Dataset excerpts
*** Begin section ***
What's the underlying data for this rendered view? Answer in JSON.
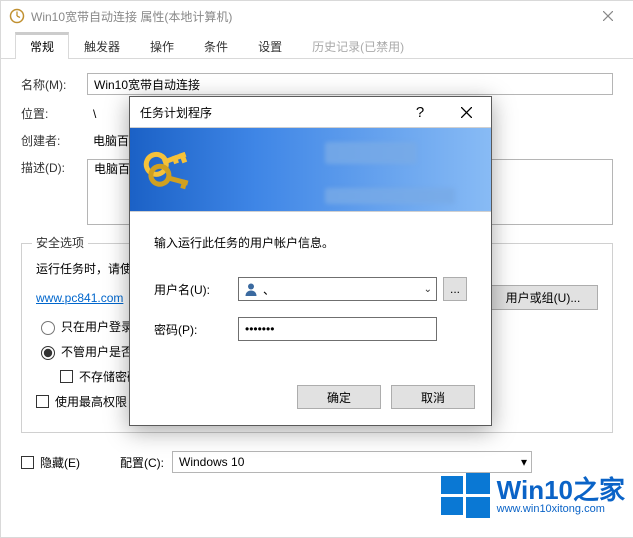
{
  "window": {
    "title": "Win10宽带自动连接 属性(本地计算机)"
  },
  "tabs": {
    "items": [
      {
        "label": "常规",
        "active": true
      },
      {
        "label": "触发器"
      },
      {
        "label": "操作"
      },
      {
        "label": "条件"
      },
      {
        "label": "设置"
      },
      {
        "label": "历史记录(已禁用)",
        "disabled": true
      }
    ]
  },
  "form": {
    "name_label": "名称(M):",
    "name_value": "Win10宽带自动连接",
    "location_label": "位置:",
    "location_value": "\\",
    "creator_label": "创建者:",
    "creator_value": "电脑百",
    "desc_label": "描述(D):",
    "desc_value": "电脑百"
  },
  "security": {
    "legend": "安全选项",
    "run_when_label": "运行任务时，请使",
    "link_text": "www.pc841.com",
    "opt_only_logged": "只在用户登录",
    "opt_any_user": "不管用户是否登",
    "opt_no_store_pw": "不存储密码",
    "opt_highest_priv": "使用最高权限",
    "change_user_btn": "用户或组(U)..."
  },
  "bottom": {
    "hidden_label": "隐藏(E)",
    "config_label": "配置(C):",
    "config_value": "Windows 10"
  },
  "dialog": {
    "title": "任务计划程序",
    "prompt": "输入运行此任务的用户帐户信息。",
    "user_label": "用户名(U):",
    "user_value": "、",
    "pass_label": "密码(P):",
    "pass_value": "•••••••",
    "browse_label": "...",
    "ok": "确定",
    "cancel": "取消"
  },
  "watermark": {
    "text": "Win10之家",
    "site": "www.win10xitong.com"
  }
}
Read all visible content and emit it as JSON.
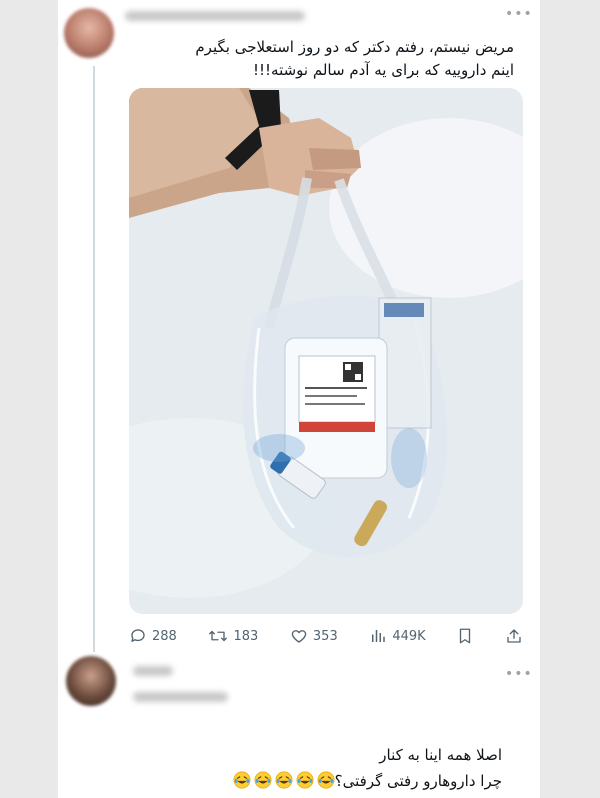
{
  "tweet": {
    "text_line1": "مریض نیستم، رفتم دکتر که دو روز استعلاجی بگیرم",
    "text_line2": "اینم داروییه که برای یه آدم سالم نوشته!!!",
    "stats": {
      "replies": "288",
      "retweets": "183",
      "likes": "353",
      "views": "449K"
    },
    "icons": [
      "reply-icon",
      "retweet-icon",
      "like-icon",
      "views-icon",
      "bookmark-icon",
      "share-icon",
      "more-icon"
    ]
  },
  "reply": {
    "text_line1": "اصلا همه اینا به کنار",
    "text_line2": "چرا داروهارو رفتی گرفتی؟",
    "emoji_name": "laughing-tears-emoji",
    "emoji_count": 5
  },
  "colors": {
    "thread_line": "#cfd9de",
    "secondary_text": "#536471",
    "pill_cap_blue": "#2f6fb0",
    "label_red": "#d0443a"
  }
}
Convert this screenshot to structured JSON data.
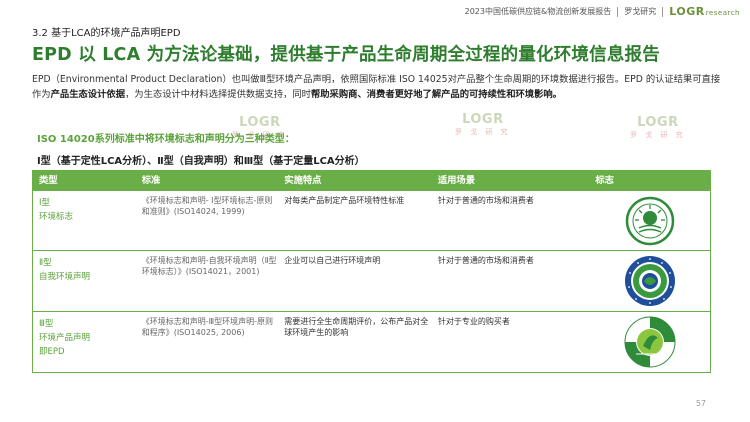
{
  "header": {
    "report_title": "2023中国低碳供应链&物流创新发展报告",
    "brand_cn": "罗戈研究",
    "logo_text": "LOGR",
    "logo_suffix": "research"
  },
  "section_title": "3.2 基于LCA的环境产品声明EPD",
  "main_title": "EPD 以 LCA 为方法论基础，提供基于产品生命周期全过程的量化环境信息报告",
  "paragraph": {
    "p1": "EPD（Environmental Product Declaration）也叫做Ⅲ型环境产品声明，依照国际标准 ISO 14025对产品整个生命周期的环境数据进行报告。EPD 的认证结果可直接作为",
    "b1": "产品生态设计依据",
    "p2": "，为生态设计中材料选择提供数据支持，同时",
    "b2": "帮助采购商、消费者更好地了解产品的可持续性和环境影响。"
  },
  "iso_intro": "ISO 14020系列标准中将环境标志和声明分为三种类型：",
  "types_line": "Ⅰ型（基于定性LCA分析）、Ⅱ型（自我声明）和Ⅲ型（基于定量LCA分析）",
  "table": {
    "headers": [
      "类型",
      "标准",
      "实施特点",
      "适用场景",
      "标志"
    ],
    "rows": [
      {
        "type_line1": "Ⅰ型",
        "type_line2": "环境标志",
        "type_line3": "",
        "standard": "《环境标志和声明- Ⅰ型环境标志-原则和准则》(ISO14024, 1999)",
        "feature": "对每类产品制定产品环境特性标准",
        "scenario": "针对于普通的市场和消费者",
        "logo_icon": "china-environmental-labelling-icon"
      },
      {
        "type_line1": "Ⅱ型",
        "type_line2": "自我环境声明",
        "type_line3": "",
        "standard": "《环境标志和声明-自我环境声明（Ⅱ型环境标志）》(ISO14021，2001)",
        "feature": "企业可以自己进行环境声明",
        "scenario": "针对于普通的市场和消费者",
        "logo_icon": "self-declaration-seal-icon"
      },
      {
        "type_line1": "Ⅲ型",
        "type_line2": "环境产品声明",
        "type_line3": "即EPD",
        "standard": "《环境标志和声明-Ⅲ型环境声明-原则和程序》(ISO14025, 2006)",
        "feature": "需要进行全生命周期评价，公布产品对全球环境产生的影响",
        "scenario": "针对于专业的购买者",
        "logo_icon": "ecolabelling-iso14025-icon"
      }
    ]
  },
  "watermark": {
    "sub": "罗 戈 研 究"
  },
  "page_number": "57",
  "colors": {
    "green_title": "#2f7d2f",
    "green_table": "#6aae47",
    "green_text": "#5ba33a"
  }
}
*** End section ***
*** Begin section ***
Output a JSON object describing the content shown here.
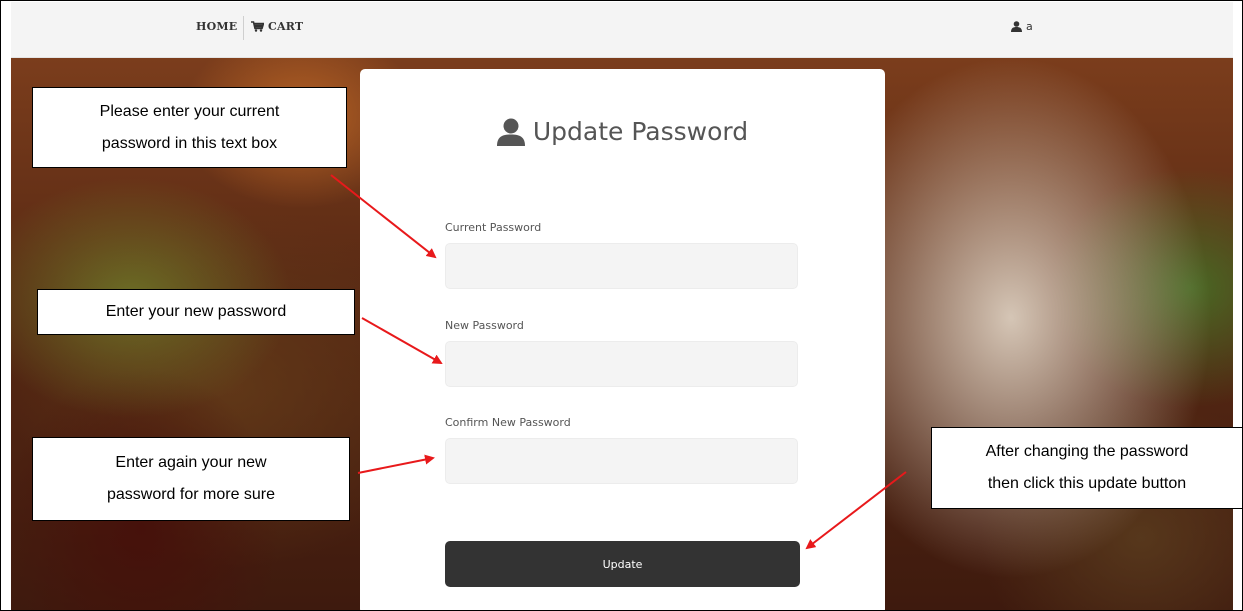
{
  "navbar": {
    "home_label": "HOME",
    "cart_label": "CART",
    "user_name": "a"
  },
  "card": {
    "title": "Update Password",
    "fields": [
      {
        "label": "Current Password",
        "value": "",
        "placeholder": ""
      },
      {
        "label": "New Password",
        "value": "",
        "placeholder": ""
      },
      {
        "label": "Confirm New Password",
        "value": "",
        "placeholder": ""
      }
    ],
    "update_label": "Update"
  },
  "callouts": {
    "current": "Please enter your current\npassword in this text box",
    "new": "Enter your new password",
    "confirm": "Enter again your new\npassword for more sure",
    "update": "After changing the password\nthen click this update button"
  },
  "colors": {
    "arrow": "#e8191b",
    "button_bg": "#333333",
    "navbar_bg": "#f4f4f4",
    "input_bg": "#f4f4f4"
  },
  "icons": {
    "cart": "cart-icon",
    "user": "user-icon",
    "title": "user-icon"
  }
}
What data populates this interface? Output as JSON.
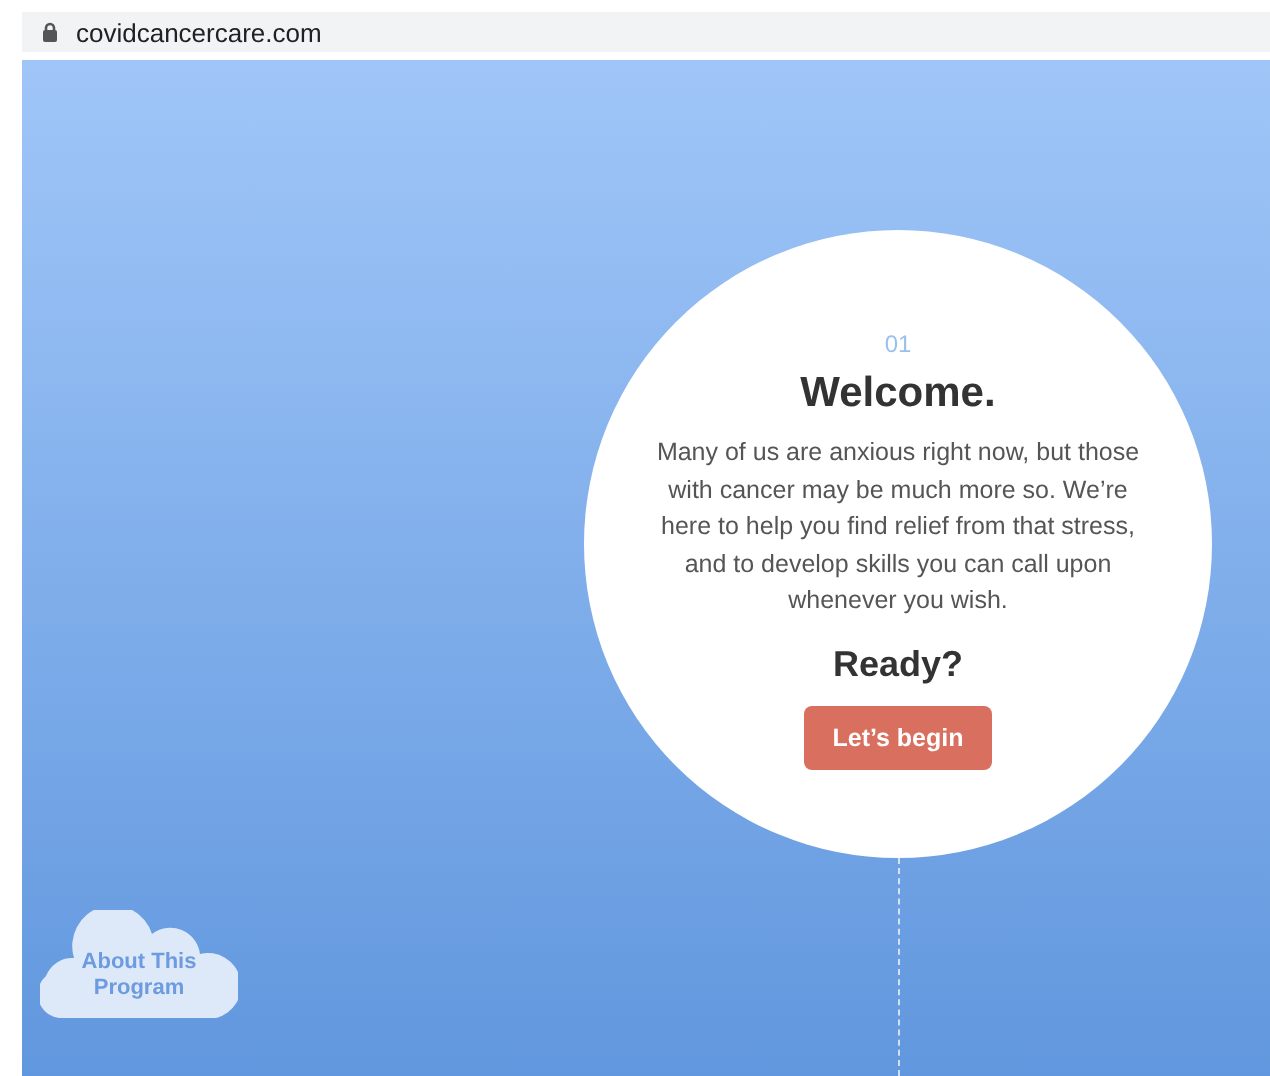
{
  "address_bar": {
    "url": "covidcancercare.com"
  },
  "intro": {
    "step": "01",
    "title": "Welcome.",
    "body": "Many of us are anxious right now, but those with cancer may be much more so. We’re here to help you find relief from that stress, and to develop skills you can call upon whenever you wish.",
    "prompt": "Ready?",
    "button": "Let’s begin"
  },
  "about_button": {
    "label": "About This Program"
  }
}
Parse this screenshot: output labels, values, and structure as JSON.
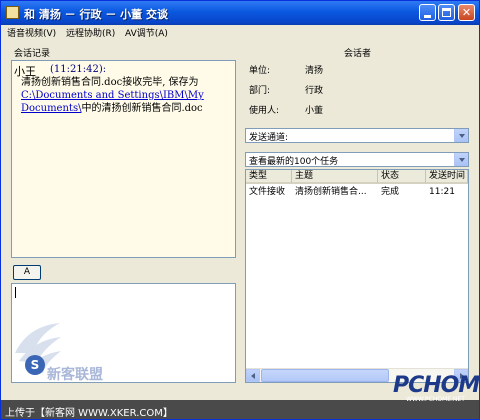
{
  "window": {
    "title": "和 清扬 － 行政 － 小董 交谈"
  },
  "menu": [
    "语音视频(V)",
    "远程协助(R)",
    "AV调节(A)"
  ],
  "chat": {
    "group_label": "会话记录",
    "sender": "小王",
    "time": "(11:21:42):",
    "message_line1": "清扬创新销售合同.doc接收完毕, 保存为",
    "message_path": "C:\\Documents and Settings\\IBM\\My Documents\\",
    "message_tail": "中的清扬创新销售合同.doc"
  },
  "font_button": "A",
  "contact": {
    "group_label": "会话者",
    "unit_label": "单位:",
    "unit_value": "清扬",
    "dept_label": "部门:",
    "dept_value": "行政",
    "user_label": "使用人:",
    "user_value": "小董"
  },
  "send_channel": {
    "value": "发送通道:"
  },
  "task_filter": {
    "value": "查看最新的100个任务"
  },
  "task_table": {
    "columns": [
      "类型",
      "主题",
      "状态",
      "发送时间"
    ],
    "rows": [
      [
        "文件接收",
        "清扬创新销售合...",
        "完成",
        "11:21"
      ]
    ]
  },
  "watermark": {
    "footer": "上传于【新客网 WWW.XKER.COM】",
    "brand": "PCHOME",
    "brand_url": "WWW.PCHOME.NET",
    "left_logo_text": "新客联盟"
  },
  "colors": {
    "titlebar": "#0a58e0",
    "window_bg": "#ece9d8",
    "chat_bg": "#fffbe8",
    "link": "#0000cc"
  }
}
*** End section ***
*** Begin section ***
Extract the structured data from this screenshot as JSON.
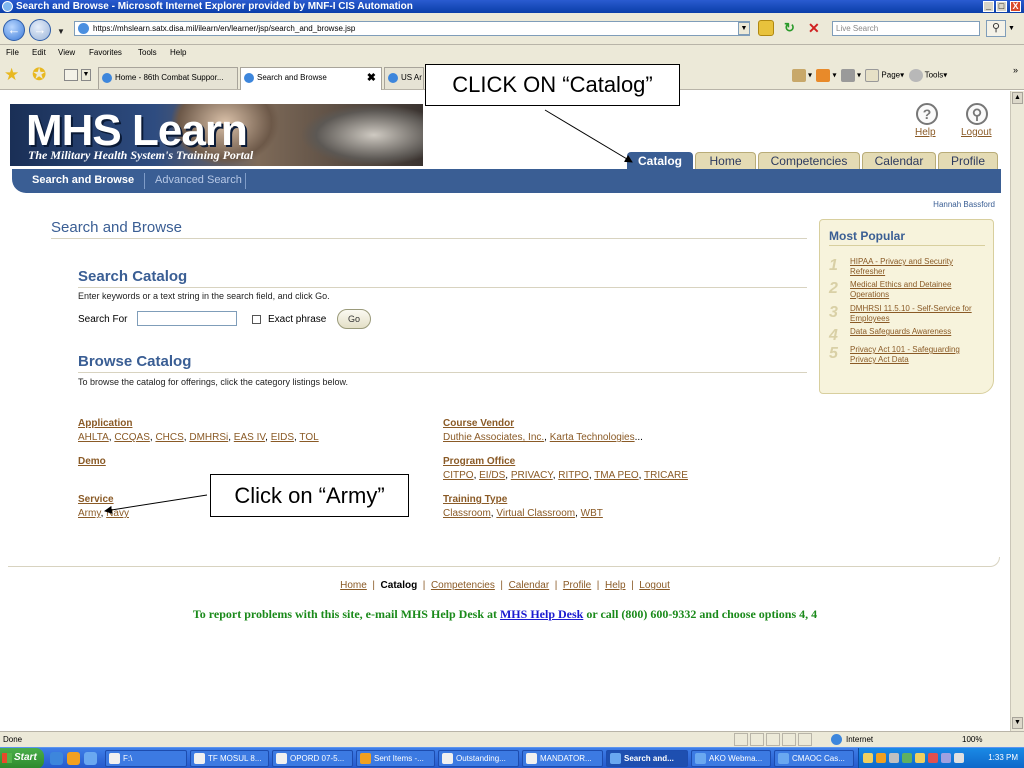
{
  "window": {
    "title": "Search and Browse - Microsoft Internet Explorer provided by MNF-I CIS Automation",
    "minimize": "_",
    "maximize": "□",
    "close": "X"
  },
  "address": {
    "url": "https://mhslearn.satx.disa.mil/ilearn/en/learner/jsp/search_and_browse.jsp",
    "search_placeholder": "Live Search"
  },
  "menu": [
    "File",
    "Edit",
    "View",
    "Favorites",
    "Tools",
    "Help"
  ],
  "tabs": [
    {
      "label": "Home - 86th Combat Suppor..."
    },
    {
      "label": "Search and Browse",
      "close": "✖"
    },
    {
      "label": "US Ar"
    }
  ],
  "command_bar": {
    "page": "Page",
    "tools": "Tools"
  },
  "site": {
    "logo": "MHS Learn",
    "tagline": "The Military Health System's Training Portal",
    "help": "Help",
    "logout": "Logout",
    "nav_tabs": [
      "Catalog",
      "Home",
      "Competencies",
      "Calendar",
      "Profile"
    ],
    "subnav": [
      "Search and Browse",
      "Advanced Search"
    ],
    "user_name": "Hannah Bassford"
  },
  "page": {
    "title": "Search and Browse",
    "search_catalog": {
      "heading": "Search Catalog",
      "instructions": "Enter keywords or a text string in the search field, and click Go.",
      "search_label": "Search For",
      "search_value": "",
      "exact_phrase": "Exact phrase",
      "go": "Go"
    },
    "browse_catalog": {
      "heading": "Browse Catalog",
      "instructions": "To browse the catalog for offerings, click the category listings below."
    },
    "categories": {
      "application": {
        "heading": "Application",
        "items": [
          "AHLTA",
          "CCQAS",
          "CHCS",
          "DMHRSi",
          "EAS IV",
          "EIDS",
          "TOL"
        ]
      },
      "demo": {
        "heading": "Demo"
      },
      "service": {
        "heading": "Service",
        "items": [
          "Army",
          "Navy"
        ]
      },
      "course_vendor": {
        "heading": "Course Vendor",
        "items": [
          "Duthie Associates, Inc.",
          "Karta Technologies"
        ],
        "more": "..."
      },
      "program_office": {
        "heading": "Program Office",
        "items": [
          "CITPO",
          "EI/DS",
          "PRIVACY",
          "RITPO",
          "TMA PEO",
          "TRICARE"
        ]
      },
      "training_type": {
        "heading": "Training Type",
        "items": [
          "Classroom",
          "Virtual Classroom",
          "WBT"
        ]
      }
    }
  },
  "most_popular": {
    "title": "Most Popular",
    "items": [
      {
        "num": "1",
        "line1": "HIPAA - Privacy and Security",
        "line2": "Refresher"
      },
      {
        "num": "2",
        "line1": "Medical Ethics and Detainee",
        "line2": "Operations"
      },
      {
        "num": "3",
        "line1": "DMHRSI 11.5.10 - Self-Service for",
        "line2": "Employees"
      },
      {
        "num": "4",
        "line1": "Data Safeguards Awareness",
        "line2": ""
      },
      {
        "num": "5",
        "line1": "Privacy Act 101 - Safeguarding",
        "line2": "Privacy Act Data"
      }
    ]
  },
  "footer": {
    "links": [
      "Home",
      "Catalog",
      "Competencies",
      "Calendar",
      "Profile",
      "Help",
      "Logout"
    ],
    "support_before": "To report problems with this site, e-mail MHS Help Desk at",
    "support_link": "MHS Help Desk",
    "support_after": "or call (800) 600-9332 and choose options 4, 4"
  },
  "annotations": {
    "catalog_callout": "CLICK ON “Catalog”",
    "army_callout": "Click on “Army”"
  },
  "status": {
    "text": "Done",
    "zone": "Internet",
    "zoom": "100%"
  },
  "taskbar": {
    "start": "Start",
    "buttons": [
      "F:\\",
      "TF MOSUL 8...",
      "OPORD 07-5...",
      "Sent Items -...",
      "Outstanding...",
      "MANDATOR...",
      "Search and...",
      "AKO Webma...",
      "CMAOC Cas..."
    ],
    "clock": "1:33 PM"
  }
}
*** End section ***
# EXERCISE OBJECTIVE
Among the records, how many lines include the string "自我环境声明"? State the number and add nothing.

# TASK RESPONSE
2